To answer a few questions about the rationale for schlepping data from place to place by foot, I'm going to go off in a radically different direction than just talking over tech specs. Part of the philosophical underpinning of the entire programme is rooted in Emmanuel Levinas's notion of the "face-to-face" encounter. Peer-to-peer and friend-to-friend networks seem to have some of the same elements, but that actual encounter of the human being on the other end-- the Other, so to speak-- is a profoundly alienating experience. Not only do I not know from whom I'm getting the music or movie that is being shared, but in most cases it is in my best interest not to know.
The first batch of mp3s I ever received came before I'd ever installed Napster. A friend of mine was something of a whiz when it came to magically finding music, and he handed me a CD he'd burned. I believe most of the White Zombie music I currently may or may not have on my computer is descended from that CD. There is a moment of vulnerability in sharing files via the Sneakernet, but that's part of the point: I know that the person sharing with me actually values me enough to see my face and not kick my ass. Indeed, Levinas states that the face protests to the observer, "Do not kill me."

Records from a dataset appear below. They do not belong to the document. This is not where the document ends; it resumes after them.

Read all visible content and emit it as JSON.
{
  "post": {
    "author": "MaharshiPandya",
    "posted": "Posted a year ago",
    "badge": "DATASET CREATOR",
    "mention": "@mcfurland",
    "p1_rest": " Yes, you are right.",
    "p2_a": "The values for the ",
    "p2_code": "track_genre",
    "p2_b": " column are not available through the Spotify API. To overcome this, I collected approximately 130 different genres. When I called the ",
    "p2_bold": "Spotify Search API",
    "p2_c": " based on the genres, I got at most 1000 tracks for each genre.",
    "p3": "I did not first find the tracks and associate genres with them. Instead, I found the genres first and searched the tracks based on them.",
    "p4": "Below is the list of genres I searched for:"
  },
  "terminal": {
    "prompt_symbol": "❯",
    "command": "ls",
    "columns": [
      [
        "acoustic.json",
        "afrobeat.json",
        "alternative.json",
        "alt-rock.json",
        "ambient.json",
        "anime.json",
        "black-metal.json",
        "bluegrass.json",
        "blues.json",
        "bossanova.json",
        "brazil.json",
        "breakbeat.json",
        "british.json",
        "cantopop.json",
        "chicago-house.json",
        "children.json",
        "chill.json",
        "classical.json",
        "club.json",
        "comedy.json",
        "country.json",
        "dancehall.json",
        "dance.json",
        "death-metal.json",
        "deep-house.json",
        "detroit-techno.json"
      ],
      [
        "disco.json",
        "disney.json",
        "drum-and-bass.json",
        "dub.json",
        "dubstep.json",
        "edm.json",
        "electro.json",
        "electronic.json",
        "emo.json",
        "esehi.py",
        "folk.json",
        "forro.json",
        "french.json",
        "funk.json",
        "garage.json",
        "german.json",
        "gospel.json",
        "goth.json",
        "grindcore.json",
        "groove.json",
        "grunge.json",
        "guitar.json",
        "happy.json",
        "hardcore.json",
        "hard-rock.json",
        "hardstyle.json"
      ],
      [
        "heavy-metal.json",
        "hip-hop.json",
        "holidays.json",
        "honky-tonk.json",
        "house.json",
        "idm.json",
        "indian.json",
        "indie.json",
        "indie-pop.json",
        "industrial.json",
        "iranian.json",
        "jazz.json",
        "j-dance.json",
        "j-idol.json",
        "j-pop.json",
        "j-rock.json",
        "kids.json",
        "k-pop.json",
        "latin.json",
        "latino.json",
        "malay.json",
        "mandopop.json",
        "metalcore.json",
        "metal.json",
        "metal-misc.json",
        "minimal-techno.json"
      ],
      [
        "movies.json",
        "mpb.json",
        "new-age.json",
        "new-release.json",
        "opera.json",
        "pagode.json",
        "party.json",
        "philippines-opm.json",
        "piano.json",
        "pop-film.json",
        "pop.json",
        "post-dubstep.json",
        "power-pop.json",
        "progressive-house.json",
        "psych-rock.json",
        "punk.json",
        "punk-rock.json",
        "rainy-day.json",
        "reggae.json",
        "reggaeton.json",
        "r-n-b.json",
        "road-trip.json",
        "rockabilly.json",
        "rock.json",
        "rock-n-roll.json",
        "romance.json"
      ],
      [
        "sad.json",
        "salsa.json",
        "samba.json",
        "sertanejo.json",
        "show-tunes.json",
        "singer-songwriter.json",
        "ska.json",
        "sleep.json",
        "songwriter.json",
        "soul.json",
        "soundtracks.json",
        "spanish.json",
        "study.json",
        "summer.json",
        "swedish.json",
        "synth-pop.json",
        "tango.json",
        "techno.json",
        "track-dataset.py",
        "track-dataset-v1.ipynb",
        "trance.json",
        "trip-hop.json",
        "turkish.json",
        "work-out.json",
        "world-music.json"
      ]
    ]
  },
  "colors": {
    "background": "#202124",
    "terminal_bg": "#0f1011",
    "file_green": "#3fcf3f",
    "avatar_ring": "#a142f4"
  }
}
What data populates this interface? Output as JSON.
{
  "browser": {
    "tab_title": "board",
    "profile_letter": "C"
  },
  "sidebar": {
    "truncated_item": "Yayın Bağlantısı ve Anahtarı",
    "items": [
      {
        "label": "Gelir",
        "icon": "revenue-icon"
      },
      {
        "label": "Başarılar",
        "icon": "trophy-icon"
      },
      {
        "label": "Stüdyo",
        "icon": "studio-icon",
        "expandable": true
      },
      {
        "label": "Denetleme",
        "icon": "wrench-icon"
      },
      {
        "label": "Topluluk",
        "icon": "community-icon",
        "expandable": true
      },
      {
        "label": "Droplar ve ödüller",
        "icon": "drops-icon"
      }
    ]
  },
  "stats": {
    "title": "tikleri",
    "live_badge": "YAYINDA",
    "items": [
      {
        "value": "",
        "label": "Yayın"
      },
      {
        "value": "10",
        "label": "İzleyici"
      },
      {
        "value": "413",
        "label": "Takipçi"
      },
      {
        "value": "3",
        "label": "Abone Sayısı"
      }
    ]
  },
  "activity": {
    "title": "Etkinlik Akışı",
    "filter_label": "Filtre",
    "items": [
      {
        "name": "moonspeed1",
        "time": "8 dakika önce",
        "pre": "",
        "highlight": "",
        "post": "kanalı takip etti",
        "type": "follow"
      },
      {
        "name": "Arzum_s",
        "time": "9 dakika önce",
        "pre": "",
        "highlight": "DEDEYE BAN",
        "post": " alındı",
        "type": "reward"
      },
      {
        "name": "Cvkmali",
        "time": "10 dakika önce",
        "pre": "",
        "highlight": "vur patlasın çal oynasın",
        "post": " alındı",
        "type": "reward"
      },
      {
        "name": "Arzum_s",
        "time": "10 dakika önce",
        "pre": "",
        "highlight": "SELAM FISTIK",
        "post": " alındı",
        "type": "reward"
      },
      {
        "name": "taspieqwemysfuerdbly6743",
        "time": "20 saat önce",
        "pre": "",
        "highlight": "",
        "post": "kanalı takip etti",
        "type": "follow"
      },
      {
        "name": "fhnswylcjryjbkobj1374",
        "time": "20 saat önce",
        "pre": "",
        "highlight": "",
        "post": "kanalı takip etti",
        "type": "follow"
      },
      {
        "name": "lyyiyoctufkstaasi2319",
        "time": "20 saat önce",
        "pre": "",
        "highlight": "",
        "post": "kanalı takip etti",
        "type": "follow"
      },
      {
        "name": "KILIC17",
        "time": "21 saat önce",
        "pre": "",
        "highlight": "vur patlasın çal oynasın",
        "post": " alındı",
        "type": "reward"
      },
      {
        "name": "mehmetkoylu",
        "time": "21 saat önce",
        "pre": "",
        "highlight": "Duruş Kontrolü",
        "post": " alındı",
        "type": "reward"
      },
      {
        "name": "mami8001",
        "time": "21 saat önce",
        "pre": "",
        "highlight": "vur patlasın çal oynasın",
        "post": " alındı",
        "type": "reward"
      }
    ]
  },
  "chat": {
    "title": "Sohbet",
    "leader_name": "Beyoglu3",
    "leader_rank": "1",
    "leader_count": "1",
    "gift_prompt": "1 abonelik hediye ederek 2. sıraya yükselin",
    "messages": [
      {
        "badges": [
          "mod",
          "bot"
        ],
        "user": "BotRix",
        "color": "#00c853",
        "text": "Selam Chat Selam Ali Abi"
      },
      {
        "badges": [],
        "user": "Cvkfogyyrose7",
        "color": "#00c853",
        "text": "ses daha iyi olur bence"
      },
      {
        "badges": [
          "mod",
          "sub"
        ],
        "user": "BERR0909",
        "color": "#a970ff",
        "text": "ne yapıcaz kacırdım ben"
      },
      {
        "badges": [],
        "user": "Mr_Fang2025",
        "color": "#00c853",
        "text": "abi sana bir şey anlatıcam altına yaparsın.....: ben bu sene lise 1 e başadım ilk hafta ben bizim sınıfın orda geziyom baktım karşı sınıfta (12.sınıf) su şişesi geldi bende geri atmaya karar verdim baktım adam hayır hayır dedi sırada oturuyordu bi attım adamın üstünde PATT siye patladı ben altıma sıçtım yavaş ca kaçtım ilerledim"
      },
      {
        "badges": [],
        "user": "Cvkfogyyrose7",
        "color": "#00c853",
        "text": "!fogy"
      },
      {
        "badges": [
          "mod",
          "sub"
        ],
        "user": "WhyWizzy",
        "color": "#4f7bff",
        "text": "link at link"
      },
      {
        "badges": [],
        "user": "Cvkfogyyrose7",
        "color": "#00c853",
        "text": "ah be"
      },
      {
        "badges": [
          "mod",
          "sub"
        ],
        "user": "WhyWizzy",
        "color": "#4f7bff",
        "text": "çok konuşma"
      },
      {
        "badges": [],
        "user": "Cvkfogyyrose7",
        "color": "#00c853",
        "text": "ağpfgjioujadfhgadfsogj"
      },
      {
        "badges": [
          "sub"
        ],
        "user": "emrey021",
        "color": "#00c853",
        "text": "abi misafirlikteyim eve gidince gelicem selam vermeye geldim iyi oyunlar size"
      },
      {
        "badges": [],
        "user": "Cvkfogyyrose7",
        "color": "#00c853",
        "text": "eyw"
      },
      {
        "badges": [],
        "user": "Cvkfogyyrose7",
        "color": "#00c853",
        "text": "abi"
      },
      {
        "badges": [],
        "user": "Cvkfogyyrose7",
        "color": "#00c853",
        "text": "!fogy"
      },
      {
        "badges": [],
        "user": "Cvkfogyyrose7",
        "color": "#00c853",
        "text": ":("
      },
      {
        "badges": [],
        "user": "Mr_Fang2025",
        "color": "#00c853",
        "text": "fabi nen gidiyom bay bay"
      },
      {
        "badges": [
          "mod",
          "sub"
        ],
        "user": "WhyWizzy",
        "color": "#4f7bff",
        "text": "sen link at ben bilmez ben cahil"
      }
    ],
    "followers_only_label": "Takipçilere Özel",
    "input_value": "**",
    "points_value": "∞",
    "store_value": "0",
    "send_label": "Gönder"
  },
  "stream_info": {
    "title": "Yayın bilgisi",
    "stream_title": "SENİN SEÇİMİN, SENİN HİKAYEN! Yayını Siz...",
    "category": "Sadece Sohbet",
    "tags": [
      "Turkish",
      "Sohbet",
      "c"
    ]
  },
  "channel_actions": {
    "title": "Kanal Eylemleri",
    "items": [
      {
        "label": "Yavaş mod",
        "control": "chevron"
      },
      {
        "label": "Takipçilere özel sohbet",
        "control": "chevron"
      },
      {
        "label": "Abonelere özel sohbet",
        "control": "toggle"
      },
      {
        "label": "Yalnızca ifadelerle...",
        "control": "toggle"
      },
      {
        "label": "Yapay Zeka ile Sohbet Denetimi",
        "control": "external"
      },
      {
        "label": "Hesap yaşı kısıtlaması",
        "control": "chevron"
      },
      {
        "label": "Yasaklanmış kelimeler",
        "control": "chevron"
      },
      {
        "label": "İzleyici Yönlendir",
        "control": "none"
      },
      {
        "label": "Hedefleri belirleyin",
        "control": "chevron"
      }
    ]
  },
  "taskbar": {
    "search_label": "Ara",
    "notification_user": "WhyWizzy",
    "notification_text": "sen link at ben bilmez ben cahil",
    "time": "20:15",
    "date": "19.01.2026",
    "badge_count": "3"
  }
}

The face-to-face is an ethic that comes before morality or taste. It is the agreement that we will have a discussion, that we will form a network, that we will agree to at least keep talking. I might share files p2p, but face-to-face I'm sharing an experience. So the point of this network is not so much its efficiency (though it can be far more efficient than using the Internet) but instead the connections it forms with data. I still know where all my White Zombie came from, and that's a layer of fun that I don't have with so many other files. In the same way, I should also thank Aunt Linda for that 3.5" diskette of Tetris clones way back in the day. Tetris will always be connected with you in my brain because of that.
Sharing should mean caring, no?